note: entire contents copyright 2006 by Beverly Creasey
If you love the irreverent shenanigans in the old Inspector Clouseau movies, then the Turtle Lane’s wacky romp, LUCKY STIFF, is for you. I should add that if you’re familiar with the movie, WEEKEND AT BERNIE’S, then you’ll know the off-the-wall, somewhat indelicate plot.
LUCKY STIFF is written by the same creative team of Lynn Ahrens and Stephen Flaherty who wrote the powerful musical, RAGTIME---but LUCKY STIFF is nothing like the sophisticated RAGTIME. LUCKY STIFF is a loopy musical love story set against a background of gambling, murder and a corpse which is toted from New Jersey to Monte Carlo in hopes of breaking the bank. An extraordinarily shy nephew stands to inherit his shady uncle’s millions if he takes the deceased to all his favorite haunts, so to speak. If this sounds terribly ghoulish, it isn’t really—unless you’re offended by gallows humor. If you are, as they say on THE SOPRANOS, “fuggetaboudit.”
You only have to see the corpse collapse (Thomas Bourque in a performance Marcel Marceau couldn’t improve on) to lose your sense of decorum, not to mention any dignity you may have brought with you. The jokes are downright shameful—and pretty darned funny.

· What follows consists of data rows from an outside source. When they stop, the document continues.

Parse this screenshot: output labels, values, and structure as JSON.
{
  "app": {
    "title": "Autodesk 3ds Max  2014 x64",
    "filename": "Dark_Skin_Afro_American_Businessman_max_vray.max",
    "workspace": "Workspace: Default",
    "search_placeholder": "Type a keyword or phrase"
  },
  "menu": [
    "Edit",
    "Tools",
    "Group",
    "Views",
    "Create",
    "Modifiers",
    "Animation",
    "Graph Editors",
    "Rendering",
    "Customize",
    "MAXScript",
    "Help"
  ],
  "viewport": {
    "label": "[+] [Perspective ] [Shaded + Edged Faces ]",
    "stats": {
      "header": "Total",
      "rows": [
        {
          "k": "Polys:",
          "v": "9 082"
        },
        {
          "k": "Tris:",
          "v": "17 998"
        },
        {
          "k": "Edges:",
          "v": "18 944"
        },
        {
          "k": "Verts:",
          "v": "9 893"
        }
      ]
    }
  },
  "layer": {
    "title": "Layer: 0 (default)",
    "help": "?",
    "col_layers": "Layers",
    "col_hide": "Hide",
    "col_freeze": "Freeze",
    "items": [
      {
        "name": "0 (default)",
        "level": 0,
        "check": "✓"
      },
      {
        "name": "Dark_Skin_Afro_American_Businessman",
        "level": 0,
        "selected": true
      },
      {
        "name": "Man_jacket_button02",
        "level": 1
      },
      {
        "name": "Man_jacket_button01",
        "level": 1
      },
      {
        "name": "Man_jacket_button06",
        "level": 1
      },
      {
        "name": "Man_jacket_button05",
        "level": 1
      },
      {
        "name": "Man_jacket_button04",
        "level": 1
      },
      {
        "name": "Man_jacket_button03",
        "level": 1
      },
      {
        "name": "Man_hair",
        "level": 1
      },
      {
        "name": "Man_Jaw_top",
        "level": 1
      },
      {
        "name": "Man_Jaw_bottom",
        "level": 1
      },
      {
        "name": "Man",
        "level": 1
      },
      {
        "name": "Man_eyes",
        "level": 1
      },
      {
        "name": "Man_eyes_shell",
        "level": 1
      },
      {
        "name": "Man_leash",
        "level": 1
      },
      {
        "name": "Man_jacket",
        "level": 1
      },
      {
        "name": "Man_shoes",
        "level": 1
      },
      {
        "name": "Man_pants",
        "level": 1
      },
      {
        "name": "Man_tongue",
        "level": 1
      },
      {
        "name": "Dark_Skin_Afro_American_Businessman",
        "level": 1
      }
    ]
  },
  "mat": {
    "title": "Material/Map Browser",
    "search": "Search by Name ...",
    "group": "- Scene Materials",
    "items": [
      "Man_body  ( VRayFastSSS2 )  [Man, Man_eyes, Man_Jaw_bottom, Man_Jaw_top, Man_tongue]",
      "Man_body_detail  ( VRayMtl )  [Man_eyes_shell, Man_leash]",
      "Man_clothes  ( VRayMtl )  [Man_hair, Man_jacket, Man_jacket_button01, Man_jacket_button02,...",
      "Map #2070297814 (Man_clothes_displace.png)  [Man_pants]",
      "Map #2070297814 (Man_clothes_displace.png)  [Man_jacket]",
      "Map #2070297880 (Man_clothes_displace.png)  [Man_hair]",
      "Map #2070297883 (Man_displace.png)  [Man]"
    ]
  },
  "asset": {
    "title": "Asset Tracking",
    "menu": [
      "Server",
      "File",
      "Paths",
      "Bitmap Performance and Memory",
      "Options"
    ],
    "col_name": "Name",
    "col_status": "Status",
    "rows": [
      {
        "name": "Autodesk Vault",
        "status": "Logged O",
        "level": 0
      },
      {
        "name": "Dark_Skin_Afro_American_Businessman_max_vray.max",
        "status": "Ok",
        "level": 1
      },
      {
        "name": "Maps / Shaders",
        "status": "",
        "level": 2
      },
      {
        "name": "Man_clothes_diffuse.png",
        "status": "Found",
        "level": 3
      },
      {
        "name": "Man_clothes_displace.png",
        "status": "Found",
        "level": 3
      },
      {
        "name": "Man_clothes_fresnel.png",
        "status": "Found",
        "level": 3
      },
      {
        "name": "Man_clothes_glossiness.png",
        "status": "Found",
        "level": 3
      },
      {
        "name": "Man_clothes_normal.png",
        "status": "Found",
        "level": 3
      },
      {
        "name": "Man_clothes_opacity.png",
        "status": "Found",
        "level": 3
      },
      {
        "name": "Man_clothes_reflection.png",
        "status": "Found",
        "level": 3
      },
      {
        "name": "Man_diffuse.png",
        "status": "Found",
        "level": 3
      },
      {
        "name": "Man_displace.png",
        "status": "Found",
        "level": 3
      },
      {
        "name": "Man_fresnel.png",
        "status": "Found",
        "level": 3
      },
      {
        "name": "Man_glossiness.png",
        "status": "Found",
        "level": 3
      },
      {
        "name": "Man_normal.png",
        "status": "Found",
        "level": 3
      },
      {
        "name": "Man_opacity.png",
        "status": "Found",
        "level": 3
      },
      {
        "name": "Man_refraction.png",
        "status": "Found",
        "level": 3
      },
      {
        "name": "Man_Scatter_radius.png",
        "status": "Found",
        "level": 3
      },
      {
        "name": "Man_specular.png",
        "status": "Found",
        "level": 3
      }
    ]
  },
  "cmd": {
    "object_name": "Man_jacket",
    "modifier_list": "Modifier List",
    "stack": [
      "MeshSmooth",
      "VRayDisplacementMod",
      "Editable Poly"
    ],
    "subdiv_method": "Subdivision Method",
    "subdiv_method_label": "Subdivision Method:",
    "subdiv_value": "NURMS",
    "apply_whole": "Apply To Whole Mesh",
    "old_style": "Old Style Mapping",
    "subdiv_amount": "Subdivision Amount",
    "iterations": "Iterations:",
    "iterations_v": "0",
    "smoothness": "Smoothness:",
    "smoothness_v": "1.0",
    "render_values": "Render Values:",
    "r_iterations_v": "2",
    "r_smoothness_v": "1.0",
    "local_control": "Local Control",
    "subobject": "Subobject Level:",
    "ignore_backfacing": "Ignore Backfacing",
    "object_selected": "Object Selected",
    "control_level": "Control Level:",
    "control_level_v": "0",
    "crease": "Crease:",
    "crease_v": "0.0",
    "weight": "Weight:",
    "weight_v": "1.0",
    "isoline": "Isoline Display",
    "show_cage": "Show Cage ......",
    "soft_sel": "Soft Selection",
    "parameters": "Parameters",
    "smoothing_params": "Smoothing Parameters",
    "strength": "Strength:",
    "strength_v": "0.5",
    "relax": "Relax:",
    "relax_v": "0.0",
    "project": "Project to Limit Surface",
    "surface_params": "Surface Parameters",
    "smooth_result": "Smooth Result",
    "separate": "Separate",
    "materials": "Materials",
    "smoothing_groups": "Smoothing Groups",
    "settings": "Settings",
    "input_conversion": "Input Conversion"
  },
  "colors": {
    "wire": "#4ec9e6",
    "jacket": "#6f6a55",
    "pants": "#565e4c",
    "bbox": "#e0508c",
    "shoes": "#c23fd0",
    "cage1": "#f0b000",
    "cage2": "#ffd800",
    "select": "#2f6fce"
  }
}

And the performances are a scream, especially the dysfunctional brother and sister out to recover the millions embezzled from a New Jersey casino. He’s an optometrist who can’t see what danger lies ahead and she’s so blind, she shoots people by mistake: “Bang. Oops.” Kendra Kachadoorian is resplendent in chutzpah and leopard skin and Chris Moleske matches Kachadoorian blow for blow in the laughter department. Director Elaina Vrattos knows her comedy.
Musical director Michael Kreutz knows singers. He company can sing as well as they spoof. Even the sweeties (who don’t know they’re in love—It’s a musical. They’ll figure it out) get to be silly. Wayne Fritsche is a charming milquetoast and Sarah Ziegler is an adorable animal activist. The supporting cast get to play zillions of roles—and do it hilariously. Richard Itczak’s costumes are a stitch (!) and John MacKenzie’s sets are each and every one a gem. The songs are fun but the sight gags (like the inept sky divers) are worthy of Peter Sellers. Why doesn’t someone write a PINK PANTHER musical?